Can a “camera” have no lens or sensor? With Paragraphica, it can. They’ve developed a strange “context-to-image” device that interprets the place around it.
So, uh, what is it?
Paragraphica is a “context-to-image” “camera” that uses location data and artificial intelligence to determine a “photo” of a specific place and moment. The “camera” is a physical prototype, but it’s also a virtual “camera” that you can try. If the server has not crashed!
Dutch engineer Bjørn Karmann has developed a “camera” straight out of a science fiction movie. It has no lens. It does, however, have a strange red spiderweb-like attachment in the front. This apparatus was inspired by the star-nosed mole. This animal uses its nose to navigate its environment. Since the camera does not take in light, this is a perfect metaphor.

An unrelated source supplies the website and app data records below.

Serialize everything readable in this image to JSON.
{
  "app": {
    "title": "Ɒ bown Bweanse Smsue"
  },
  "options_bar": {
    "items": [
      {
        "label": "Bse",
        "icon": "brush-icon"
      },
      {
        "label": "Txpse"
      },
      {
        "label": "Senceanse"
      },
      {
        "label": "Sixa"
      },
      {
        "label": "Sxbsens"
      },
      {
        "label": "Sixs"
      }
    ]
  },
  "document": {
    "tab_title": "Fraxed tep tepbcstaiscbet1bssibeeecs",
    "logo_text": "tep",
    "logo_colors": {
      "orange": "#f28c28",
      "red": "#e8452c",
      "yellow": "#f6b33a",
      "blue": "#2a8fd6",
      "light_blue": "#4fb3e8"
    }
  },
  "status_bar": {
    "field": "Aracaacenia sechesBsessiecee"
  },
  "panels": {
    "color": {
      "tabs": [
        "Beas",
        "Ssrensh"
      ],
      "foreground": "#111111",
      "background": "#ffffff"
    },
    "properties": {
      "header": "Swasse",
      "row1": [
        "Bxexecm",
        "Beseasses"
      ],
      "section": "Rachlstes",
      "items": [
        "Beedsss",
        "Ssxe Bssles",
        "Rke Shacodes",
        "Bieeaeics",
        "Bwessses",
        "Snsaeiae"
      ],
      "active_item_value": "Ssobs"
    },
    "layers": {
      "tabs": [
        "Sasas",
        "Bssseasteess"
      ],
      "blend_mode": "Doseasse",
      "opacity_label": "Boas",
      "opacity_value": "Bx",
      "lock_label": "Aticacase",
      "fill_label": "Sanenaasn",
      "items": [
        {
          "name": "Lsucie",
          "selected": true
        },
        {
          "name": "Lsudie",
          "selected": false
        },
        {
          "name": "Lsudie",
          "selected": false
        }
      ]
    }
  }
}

The viewfinder displays a real-time description of your location. When you press the button, the “camera” creates what they describe as a “scintigraphic representation of the description.” Three dials on the top of the device allow you to control the data and AI parameters that influence the appearance of the image.
What on earth is scintigraphy?
Of course, I had to look up “scintigraphy.” The National Cancer Institute describes it as “a procedure that produces pictures (scans) of structures inside the body, including areas where there are cancer cells.” Wikipedia states that it’s also known as a gamma scan and is a diagnostic test in nuclear medicine.
What do the images look like?
Below are some examples. You may also use their virtual “camera” to create an image.
What data does the device use to create the images?
According to their website, they collect using open APIs (Application Programming Interfaces, software that allows two applications to communicate with each other) to determine the location, weather, time of day and nearby places. It combines all those, then composes a paragraph that describes the place and moment. The device then converts that paragraph into an image. It’s basically an interpretation of how the AI model “sees” the place at that time.
Karmann states, “Interestingly the photos do capture some reminiscent moods and emotions from the place but in an uncanny way, as the photos never really look exactly like where I am.”
The device uses Raspberry Pi 4 processor to run the text-to-image generator, Stable Diffusion API, Noodl and Python Code, according to Karmann’s website.
What do the dials do?
- The first dial controls the radius of the area that the device searches.
- The second dial controls what is sort of like “film grain.”
- The third dial controls how closely the AI follows the paragraph. Karmann uses the analogy of sharpening or blurring in a camera.
Why do you keep using quotes around “camera” and “photo?”
I’ve typically thought of a camera as a device that captures light. Whether digital or analog, this is what cameras have typically done. This is how Merriam-Webster, Oxford and Wikipedia generally describe it. Paragraphica might create images, but it’s not really a camera.
And they’re not photos. A photograph, after all, is made using a camera, and the very name indicates “light.”
Is this splitting hairs? To me, no. What’s your opinion?
Also, is this something that will inspire you to experiment? Let us know in the comments.